→ **PROBLEM DETAILS**:
Each line of the data must be copied exactly.

→ **DATASET RECORDS**:
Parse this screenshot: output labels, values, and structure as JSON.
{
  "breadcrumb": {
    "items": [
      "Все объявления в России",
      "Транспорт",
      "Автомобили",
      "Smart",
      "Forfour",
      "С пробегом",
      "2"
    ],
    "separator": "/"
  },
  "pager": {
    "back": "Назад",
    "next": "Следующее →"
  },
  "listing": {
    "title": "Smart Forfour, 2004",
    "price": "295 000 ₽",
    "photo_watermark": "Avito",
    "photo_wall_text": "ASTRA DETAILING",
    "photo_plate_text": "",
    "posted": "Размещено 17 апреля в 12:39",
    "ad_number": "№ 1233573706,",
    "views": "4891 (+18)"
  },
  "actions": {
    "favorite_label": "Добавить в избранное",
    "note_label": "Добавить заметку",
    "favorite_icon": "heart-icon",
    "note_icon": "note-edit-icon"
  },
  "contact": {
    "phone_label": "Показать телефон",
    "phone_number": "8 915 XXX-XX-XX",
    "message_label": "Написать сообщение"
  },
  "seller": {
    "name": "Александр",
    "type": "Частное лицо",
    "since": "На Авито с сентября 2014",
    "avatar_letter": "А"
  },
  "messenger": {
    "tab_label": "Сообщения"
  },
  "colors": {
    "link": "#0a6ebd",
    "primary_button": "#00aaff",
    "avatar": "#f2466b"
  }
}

→ **SOLUTION TO THIS EXERCISE**:
Parse this screenshot: output labels, values, and structure as JSON.
{
  "breadcrumb": {
    "items": [
      "Все объявления в России",
      "Транспорт",
      "Автомобили",
      "Smart",
      "Forfour",
      "С пробегом",
      "2"
    ],
    "separator": "/"
  },
  "pager": {
    "back": "Назад",
    "next": "Следующее →"
  },
  "listing": {
    "title": "Smart Forfour, 2004",
    "price": "295 000 ₽",
    "photo_watermark": "Avito",
    "photo_wall_text": "ASTRA DETAILING",
    "photo_plate_text": "",
    "posted": "Размещено 17 апреля в 12:39",
    "ad_number": "№ 1233573706,",
    "views": "4891 (+18)"
  },
  "actions": {
    "favorite_label": "Добавить в избранное",
    "note_label": "Добавить заметку",
    "favorite_icon": "heart-icon",
    "note_icon": "note-edit-icon"
  },
  "contact": {
    "phone_label": "Показать телефон",
    "phone_number": "8 915 XXX-XX-XX",
    "message_label": "Написать сообщение"
  },
  "seller": {
    "name": "Александр",
    "type": "Частное лицо",
    "since": "На Авито с сентября 2014",
    "avatar_letter": "А"
  },
  "messenger": {
    "tab_label": "Сообщения"
  },
  "colors": {
    "link": "#0a6ebd",
    "primary_button": "#00aaff",
    "avatar": "#f2466b"
  }
}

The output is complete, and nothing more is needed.